for BA South Asian Studies and... (4 years):

Two units in the other subject.

Year 3

Students will spend the whole academic year in India, where they are expected to attend an intensive language course at an appointed institution and are required to sit local examinations.

Year 4
Core Courses
Compulsory Courses
for BA South Asian Studies (4 years):

- a further language course from List A at intermediate or advanced level OR a course from List C - AND a further course from List C OR an approved course in another department ("open option")

for BA South Asian Studies and... (4 years):

Two units in the other subject.

List of optional courses

For details of courses on Lists A, B and C, refer to the "Structure" section of the BA South Asian Studies (4 years) full or half degrees, as appropriate.

Teaching & Learning

Year abroad

Students will spend the whole academic year in Nepal, where they are expected to attend an intensive language course at an appointed institution and are required to sit local examinations.

Teaching & Learning

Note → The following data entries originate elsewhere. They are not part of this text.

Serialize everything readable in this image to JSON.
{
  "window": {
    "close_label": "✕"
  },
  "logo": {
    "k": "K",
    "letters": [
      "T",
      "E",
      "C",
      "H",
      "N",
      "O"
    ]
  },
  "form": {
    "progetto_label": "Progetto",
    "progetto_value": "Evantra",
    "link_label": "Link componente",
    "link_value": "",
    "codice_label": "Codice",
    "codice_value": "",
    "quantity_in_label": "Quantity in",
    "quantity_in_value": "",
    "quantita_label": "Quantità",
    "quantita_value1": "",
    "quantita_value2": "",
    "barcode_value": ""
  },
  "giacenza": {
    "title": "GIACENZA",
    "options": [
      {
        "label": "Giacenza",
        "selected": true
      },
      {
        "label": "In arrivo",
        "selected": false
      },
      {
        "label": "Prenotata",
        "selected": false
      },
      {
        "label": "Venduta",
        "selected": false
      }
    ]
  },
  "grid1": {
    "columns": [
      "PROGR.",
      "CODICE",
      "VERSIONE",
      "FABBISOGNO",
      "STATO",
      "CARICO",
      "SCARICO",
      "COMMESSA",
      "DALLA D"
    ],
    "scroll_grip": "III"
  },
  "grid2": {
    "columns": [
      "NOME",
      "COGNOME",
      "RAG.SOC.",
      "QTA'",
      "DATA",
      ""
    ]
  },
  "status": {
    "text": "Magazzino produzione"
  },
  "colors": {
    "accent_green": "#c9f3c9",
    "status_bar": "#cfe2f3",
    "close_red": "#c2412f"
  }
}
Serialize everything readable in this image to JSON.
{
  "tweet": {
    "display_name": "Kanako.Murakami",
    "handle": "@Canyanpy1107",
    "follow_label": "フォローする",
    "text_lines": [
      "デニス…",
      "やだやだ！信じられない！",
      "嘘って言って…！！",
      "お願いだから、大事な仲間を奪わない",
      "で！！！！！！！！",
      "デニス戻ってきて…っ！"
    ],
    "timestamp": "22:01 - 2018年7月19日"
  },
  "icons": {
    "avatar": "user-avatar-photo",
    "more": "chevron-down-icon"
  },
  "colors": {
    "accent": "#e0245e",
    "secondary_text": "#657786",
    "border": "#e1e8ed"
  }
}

We have three levels of Nepali language courses. Most of the language teaching is done in small classes and is thoroughly interactive, with students being encouraged to use their growing knowledge of Nepali from the very outset; advanced courses are largely taught in Nepali medium. Language courses are assessed by a combination of written and oral examination. The Department's core course South Asian Culture is taken in the first year, and gives a solid introduction to the broader culture of the region.

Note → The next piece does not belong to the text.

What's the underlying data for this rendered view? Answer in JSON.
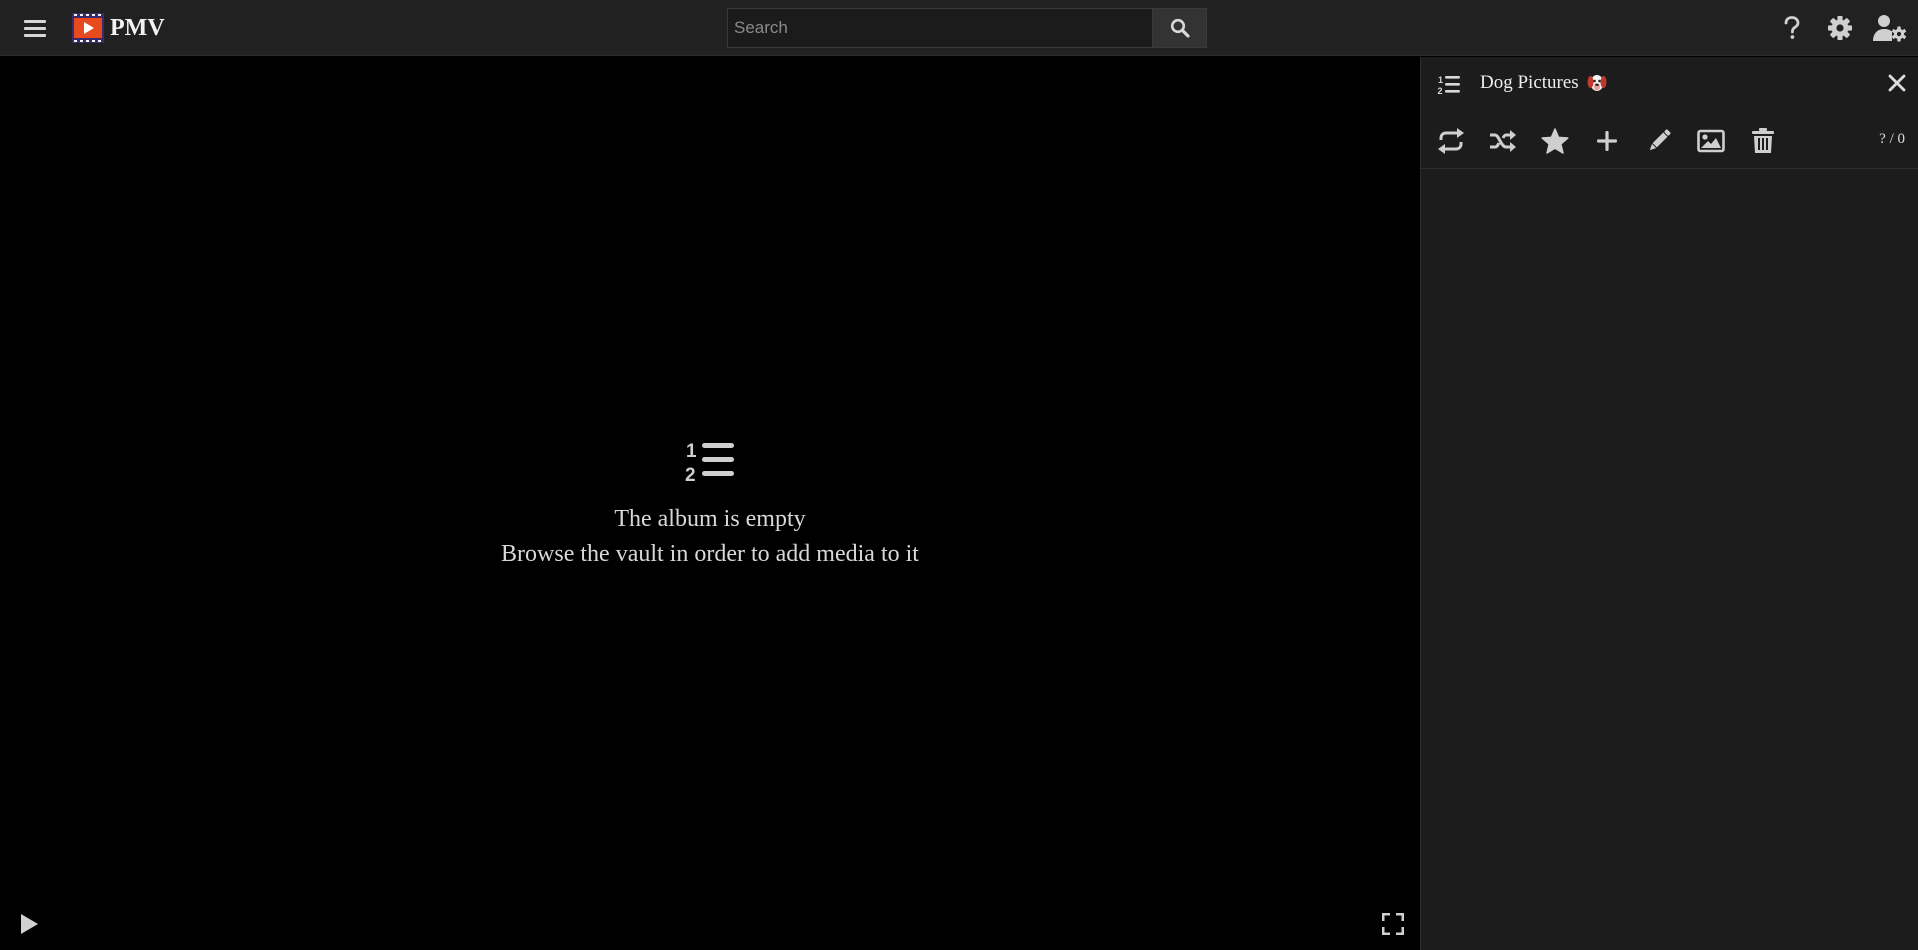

The Nepali pathway is part of and a four year degree, the third year (from September to March) being spent on a Year Abroad programme in Nepal.

The degree offers a progression of courses in the language itself, concentrating on communication skills and using a wide range of source materials including news broadcasts, recordings, video, the internet, and much else besides.

Final-year options include an Independent Study Project,which gives the student an opportunity to use Nepali sources to pursue a subject of personal interest (in language, literature, politics, culture, religion, the arts and media, or any other aspect of contemporary or historical India), leading to the writing of a 10,000-word dissertation under tutorial supervision; the ISP may form a bridge to link the two halves of a two-subject degree.

Destinations

As a student specialising in South Asia and Nepali, you will gain competency in language skills and intercultural awareness and understanding. Familiarity with the region will have been developed through a combination of the study of language, literature and culture (which can include literature, film, music, art and religion) of various parts of South Asia.

Graduates leave SOAS not only with linguistic and cultural expertise, but also with a portfolio of widely transferable skills which employers seek in many professional and management careers in both business and the public sector. These include written and oral communication skills, attention to detail, analytical and problem-solving skills, and the ability to research, amass and order information from a variety of sources.

For more information about Graduate Destinations from this department, please visit the Careers Service website.

A Student's Perspective

I liked how small my classes were, so that I was actually able to discuss things in small settings. I was humbled by how willing the professors were to talk to me about ideas and how eager they were to help in any way possible. The dedication they have to their students is inspiring.

Farida Begum, Barnard College